BEGIN Given information

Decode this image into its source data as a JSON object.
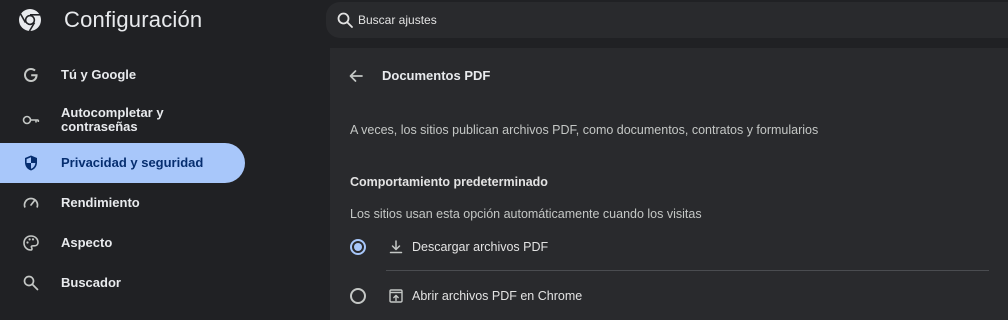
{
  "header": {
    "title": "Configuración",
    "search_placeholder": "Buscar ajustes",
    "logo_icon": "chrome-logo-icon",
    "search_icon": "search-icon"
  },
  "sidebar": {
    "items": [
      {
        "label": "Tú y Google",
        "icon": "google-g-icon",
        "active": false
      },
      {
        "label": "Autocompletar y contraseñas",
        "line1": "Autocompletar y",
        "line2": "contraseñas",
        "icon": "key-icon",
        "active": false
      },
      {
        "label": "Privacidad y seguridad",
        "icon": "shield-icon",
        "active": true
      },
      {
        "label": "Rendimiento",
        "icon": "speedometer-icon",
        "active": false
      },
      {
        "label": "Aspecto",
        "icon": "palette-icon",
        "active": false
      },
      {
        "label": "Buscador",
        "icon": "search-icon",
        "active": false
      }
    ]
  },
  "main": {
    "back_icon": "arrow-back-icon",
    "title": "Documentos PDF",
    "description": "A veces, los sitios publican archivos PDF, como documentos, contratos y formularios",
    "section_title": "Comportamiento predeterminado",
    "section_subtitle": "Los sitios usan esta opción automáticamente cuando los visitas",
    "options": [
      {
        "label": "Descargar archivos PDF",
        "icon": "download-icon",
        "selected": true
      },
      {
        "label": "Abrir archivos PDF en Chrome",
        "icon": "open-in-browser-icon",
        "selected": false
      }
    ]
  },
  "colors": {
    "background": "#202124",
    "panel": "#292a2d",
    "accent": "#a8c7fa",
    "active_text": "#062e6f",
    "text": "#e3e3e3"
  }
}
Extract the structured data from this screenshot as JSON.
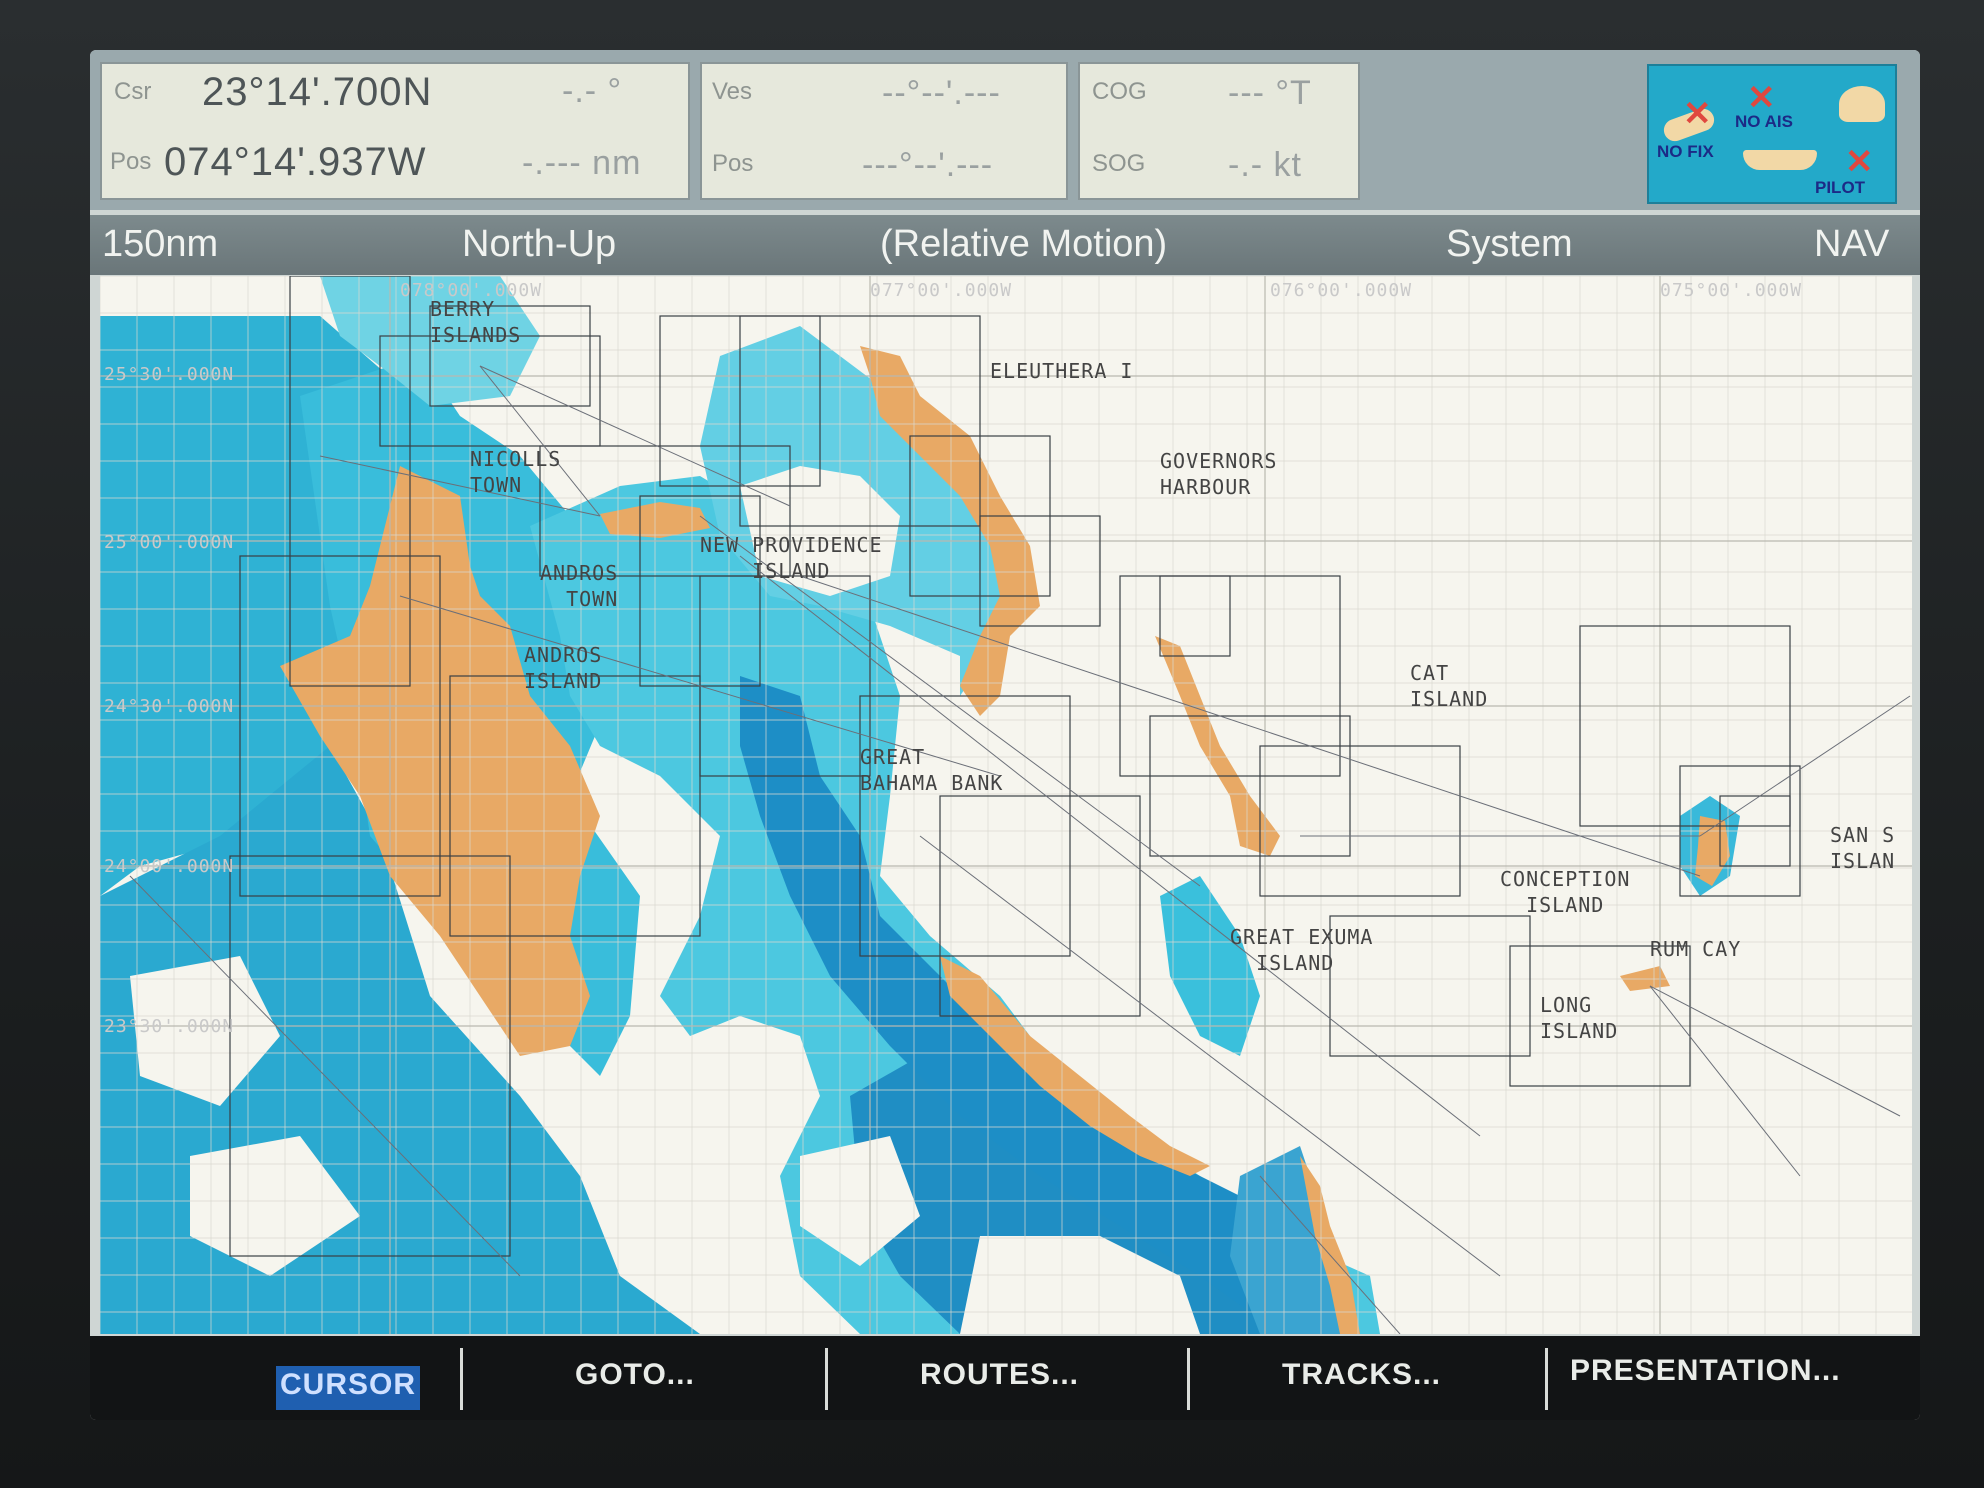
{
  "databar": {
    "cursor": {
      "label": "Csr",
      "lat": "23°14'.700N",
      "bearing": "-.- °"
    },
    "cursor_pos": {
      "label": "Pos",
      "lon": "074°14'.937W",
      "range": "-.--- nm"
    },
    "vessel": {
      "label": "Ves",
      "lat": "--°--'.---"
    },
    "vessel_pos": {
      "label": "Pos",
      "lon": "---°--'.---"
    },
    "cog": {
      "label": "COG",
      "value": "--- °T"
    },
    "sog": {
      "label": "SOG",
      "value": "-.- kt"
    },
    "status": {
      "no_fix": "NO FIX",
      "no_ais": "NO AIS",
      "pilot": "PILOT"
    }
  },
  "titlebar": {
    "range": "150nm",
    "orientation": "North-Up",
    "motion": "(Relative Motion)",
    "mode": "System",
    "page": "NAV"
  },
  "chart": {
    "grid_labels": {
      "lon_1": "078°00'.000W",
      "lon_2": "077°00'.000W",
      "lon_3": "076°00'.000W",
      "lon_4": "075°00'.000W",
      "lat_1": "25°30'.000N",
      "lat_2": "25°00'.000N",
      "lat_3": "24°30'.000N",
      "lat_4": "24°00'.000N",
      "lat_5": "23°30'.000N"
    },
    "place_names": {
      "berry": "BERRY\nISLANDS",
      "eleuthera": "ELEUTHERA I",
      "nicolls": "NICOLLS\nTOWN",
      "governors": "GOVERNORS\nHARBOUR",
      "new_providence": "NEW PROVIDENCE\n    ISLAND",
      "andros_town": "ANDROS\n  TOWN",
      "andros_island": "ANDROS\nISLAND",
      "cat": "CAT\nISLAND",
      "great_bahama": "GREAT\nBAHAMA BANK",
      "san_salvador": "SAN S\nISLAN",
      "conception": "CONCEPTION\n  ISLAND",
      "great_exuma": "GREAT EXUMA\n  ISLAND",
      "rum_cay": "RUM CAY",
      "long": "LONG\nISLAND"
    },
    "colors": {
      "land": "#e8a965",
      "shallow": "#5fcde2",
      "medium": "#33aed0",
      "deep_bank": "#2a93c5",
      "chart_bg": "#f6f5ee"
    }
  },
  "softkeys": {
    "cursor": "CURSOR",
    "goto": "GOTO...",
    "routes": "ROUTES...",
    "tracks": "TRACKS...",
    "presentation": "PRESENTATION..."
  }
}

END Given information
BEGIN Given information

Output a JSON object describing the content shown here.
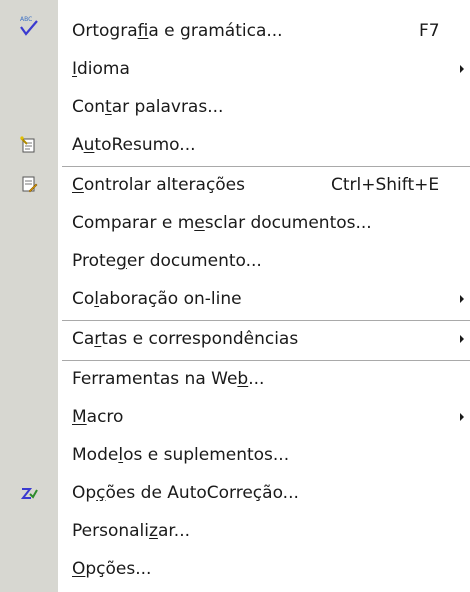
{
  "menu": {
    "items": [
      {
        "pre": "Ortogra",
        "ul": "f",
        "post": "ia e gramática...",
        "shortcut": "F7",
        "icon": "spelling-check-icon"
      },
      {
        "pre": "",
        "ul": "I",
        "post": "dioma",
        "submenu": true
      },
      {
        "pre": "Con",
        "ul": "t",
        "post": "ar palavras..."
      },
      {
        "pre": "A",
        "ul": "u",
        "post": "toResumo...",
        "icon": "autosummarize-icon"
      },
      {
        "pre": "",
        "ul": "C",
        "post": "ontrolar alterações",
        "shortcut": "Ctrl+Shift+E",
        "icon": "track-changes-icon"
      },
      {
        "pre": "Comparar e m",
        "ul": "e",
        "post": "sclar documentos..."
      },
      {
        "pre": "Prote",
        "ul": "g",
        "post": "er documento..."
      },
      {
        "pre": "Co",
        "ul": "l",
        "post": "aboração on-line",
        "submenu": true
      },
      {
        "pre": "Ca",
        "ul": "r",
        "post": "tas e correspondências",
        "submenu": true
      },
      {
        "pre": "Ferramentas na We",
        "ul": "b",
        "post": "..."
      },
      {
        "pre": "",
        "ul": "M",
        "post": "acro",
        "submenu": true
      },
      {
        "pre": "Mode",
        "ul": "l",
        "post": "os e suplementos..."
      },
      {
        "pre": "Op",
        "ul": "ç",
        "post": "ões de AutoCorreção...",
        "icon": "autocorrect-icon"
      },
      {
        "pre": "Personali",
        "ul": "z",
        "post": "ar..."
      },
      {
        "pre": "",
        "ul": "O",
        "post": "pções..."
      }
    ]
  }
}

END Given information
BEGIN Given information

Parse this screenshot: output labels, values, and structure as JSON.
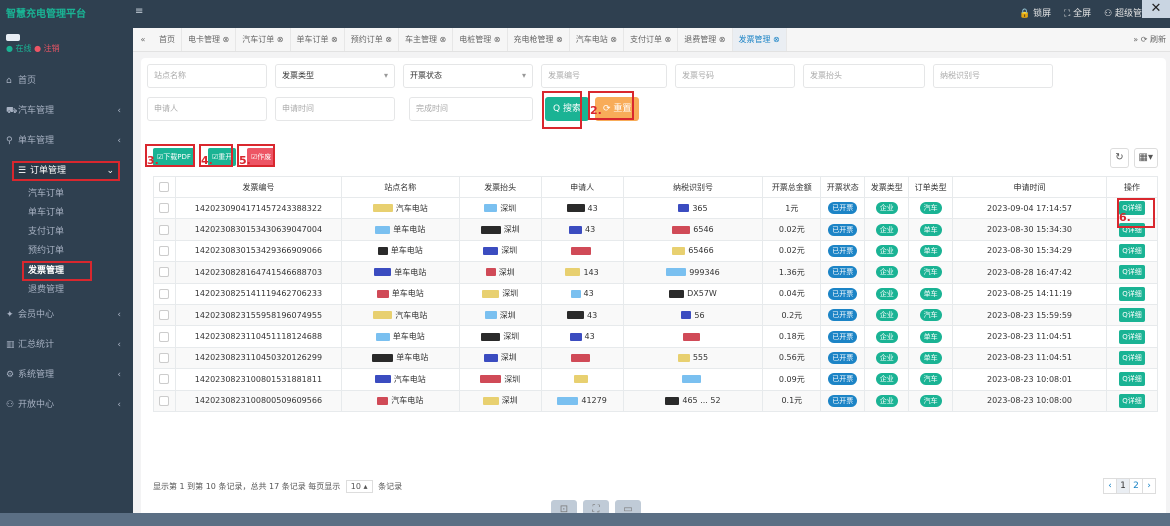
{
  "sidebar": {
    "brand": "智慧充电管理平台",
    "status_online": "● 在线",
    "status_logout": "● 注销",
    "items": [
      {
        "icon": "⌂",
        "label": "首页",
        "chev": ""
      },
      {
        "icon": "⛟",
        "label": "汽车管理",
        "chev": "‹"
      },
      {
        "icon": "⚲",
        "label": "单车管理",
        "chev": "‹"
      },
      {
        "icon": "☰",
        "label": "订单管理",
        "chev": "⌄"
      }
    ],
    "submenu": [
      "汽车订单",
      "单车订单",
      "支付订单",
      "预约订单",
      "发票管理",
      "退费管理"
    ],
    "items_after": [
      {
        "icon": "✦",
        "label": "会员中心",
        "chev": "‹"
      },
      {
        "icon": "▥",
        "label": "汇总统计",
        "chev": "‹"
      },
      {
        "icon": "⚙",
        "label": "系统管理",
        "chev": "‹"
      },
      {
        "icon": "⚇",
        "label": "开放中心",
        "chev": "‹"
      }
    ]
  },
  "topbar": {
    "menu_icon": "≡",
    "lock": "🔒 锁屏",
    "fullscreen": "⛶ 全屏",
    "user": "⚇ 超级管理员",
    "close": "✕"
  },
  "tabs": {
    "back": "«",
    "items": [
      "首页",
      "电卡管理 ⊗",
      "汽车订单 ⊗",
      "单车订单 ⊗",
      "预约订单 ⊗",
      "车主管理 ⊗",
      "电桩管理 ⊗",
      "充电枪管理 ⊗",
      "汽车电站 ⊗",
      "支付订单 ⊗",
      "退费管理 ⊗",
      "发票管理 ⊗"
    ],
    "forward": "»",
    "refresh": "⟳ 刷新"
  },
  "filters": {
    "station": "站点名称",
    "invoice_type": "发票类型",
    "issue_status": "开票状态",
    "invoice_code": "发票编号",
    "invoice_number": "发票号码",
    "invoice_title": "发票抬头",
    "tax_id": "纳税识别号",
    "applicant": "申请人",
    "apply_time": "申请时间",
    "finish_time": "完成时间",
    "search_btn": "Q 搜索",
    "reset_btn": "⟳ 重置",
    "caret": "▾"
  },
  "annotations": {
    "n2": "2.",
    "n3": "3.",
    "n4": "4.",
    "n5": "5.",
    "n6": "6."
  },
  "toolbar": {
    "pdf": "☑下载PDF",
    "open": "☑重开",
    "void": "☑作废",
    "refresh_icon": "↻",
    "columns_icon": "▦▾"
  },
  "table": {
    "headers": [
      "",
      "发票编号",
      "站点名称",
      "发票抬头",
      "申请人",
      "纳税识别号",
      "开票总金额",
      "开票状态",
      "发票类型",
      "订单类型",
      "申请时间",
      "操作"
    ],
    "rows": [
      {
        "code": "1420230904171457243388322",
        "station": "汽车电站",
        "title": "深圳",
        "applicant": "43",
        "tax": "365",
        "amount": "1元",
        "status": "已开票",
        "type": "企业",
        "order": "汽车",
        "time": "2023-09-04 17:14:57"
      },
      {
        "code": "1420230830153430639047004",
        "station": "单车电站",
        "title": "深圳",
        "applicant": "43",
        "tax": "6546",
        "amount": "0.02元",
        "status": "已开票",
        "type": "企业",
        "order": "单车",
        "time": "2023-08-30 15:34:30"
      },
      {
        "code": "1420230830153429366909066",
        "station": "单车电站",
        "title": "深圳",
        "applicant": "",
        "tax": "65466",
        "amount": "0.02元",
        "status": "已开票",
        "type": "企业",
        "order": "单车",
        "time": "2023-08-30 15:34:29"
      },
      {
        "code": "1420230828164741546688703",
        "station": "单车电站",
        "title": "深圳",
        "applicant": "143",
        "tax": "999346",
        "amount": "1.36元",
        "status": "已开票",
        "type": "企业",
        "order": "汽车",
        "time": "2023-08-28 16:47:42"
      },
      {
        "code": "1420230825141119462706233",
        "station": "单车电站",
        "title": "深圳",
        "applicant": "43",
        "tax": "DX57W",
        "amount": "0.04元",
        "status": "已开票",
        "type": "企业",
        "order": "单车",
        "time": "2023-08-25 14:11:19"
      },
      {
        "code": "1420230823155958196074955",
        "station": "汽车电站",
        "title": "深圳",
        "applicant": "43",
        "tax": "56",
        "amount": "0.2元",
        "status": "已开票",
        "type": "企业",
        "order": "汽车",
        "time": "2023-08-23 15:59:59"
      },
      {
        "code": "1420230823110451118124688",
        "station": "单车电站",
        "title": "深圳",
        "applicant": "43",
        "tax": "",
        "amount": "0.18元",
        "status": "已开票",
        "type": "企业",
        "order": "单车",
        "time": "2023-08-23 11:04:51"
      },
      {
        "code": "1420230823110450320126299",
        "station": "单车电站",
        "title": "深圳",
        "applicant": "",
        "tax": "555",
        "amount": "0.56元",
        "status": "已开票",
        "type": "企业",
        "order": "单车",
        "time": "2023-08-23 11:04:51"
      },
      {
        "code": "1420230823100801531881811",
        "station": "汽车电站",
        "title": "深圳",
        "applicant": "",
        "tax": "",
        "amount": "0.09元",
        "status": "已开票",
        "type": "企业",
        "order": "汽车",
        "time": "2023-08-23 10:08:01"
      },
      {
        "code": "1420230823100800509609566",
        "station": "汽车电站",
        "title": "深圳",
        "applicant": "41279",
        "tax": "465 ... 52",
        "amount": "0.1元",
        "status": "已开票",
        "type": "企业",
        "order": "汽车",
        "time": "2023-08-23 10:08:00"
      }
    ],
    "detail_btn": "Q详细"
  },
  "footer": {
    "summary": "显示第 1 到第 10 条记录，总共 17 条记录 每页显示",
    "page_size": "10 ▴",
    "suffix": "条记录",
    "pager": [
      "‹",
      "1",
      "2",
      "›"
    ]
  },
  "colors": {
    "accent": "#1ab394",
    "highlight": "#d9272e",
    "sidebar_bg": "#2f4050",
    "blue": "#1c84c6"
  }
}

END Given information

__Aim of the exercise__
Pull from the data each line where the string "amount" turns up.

__Solved problem__
        "amount": "1元",
        "amount": "0.02元",
        "amount": "0.02元",
        "amount": "1.36元",
        "amount": "0.04元",
        "amount": "0.2元",
        "amount": "0.18元",
        "amount": "0.56元",
        "amount": "0.09元",
        "amount": "0.1元",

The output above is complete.